(Data records for software interfaces)

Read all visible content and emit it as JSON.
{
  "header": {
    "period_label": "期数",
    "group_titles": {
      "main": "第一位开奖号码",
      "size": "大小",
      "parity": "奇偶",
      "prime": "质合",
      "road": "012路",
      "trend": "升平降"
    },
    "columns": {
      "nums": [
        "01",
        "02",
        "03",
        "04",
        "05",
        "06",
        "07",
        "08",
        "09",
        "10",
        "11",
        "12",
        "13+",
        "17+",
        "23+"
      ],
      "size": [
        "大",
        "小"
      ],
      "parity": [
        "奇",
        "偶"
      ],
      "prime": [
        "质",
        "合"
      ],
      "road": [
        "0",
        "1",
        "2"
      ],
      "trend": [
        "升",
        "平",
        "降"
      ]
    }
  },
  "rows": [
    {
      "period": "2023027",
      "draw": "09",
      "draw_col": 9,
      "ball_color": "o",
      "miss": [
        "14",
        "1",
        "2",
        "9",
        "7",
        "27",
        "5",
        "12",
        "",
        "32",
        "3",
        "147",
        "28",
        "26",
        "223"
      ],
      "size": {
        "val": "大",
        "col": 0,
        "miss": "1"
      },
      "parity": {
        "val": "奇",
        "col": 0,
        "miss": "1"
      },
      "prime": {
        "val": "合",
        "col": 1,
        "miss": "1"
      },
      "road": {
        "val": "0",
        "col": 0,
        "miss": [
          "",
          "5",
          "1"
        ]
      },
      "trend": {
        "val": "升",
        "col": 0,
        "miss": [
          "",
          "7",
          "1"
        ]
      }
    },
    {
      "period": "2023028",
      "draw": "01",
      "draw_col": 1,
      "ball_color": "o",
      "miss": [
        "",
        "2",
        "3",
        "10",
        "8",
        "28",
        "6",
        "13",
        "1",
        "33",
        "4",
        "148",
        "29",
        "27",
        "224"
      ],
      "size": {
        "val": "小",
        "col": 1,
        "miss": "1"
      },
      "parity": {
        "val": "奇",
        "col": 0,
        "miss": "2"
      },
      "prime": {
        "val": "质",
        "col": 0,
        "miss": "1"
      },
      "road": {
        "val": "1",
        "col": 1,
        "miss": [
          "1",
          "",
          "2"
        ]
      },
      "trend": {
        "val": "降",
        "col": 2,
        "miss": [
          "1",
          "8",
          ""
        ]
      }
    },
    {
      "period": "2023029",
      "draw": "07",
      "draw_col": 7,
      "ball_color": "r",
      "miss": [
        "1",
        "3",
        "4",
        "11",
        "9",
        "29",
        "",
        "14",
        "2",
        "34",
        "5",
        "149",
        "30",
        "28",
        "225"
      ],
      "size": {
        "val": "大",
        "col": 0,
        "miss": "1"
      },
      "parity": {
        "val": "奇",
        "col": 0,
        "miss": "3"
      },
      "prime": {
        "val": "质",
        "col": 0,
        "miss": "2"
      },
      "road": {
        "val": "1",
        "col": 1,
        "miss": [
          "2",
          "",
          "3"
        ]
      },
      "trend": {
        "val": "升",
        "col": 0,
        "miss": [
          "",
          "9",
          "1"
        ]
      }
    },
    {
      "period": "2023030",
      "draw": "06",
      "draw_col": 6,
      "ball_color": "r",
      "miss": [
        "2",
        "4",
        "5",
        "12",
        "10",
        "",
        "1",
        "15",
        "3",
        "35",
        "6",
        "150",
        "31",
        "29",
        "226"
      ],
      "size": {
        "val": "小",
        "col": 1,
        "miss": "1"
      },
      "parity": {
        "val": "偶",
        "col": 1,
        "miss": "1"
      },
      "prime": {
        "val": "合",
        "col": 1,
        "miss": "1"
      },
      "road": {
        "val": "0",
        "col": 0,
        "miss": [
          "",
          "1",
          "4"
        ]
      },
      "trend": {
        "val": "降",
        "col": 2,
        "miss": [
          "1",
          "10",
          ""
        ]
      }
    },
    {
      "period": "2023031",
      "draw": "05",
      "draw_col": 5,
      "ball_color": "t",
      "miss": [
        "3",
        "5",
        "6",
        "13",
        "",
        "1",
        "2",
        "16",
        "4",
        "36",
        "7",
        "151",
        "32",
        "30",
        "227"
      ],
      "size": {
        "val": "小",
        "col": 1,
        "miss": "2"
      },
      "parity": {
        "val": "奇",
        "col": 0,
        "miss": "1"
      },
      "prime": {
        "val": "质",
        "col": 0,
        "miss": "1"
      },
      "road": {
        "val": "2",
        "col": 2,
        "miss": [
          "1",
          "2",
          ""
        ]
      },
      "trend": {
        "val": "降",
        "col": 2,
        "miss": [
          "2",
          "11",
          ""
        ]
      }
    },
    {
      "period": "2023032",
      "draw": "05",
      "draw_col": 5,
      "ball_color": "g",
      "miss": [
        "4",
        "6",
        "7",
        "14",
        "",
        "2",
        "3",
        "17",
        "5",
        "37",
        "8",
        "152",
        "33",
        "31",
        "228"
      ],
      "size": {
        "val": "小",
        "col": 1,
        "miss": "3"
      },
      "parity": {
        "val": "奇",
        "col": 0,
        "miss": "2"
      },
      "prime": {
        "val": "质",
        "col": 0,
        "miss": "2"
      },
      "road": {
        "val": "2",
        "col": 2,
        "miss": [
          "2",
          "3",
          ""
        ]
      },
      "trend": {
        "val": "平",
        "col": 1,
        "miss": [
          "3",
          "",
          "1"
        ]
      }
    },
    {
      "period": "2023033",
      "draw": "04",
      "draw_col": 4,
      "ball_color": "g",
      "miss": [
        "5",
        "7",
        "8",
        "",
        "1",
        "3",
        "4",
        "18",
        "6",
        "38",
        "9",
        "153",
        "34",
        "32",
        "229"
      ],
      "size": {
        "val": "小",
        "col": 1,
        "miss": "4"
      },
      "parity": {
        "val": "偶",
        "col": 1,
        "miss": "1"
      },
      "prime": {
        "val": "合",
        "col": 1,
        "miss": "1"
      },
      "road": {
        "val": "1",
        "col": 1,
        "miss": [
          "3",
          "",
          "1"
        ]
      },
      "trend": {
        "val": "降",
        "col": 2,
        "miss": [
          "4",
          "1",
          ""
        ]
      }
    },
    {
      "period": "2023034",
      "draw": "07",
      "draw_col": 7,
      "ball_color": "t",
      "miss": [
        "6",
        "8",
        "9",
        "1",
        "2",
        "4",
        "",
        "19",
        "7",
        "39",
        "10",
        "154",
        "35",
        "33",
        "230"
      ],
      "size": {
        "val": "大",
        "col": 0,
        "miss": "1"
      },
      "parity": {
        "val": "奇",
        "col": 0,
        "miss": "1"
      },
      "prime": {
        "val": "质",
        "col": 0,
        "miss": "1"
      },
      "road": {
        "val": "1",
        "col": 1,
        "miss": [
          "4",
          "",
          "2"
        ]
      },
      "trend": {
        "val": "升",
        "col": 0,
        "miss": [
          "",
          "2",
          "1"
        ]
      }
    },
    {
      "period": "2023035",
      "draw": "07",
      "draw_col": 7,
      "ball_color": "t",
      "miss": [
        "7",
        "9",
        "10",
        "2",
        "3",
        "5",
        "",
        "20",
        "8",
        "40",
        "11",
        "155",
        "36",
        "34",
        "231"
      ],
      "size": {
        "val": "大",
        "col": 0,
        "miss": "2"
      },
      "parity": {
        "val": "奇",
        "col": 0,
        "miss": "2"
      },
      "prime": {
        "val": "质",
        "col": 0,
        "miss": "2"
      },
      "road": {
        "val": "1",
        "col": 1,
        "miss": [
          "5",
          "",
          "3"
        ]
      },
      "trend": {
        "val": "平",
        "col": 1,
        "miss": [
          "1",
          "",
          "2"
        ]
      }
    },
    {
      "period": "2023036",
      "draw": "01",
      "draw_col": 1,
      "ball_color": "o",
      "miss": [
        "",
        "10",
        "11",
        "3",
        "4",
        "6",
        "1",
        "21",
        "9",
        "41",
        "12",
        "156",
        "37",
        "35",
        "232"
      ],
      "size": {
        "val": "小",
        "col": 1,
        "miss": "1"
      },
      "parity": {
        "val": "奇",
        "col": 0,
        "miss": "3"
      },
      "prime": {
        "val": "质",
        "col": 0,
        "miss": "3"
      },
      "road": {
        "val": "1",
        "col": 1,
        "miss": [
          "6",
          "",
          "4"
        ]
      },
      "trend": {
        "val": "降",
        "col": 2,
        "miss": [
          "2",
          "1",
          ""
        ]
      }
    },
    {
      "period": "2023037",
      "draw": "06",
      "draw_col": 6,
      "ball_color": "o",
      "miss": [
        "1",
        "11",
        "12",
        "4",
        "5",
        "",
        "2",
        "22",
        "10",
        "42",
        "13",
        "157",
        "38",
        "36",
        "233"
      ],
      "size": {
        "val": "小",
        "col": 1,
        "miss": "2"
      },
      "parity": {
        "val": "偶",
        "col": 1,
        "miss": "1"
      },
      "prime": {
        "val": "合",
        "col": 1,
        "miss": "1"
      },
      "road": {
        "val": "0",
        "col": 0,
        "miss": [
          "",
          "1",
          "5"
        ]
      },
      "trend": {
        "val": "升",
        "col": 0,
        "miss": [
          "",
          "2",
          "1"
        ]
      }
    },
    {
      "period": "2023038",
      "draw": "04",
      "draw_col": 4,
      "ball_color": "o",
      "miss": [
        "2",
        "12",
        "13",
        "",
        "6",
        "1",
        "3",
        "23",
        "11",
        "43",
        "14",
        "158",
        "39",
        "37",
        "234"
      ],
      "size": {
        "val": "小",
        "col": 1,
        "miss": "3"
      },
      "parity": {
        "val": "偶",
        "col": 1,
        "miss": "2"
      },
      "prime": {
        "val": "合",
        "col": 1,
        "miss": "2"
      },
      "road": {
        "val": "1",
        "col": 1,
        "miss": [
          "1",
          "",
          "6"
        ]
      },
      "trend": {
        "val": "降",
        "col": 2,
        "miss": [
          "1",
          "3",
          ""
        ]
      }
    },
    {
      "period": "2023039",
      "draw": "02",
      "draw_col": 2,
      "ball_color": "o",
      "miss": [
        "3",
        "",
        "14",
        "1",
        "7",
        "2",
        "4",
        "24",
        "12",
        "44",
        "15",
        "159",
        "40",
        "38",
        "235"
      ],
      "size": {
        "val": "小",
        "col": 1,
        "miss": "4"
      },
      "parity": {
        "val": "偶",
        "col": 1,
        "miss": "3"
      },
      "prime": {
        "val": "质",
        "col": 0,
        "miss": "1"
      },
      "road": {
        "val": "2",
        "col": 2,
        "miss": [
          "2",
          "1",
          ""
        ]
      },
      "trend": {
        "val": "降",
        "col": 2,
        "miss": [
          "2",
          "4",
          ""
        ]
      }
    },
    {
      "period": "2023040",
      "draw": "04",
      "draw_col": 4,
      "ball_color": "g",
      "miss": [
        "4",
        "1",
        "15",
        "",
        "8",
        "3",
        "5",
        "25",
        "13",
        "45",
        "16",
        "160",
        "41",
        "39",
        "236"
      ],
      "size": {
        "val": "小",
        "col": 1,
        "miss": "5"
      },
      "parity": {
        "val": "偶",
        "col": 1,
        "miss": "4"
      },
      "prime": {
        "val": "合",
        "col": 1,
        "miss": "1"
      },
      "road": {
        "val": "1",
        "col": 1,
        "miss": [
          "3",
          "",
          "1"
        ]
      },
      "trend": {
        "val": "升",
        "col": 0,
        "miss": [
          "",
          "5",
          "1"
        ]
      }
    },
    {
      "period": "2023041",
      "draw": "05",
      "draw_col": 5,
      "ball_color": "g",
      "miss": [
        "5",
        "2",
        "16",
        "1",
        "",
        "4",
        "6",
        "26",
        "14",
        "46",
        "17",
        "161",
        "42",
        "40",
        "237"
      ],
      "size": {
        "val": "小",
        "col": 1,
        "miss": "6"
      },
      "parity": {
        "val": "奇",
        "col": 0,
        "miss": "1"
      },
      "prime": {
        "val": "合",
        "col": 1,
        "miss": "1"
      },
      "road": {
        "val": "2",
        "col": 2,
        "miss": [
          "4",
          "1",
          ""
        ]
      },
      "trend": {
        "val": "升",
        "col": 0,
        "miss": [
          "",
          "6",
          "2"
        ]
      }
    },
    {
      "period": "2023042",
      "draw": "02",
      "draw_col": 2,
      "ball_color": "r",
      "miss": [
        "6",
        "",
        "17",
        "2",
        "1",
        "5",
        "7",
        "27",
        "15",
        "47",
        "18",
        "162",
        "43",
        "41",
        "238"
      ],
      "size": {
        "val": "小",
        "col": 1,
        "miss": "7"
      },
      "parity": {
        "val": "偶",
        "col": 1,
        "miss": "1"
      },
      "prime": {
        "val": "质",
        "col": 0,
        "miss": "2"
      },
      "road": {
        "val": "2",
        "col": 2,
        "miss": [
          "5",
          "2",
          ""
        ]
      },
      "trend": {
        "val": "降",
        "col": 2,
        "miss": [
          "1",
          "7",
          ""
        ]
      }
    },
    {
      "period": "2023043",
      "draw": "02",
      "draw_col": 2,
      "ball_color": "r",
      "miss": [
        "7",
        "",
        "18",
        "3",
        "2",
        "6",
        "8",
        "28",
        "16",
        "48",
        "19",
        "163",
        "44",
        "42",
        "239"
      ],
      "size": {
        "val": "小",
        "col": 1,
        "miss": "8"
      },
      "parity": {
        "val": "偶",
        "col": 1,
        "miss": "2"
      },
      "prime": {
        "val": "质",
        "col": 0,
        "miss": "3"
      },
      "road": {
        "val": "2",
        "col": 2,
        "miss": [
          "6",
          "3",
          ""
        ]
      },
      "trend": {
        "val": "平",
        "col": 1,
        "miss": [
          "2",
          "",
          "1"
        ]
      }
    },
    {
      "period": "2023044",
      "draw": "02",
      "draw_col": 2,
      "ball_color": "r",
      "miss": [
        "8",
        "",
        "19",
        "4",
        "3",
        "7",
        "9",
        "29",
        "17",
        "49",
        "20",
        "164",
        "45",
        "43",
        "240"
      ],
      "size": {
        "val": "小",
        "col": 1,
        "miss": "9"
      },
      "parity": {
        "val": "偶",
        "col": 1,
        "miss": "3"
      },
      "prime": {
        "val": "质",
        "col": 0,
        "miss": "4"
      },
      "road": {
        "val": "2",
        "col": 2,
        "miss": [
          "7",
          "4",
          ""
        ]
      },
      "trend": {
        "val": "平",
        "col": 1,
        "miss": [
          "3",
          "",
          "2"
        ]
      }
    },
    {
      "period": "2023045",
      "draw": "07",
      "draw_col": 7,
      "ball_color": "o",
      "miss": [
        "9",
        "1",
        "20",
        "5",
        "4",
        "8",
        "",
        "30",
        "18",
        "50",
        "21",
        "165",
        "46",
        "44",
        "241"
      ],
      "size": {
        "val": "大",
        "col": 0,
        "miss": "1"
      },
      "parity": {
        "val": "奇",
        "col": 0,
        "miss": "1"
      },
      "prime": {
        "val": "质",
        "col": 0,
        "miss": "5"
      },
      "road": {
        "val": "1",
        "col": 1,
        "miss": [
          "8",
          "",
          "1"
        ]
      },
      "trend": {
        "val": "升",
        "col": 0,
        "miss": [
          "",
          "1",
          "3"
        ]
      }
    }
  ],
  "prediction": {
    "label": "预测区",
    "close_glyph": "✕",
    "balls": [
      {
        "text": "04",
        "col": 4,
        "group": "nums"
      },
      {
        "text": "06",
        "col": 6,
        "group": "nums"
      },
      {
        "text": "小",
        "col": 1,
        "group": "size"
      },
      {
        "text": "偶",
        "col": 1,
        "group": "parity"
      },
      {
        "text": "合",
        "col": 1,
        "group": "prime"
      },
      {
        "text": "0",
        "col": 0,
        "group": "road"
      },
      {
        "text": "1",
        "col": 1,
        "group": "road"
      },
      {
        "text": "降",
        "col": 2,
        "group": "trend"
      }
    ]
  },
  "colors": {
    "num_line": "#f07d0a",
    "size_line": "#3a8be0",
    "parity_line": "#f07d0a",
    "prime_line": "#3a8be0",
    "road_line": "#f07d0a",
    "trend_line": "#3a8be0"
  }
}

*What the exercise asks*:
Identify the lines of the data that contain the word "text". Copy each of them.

*Result for this task*:
        "text": "04",
        "text": "06",
        "text": "小",
        "text": "偶",
        "text": "合",
        "text": "0",
        "text": "1",
        "text": "降",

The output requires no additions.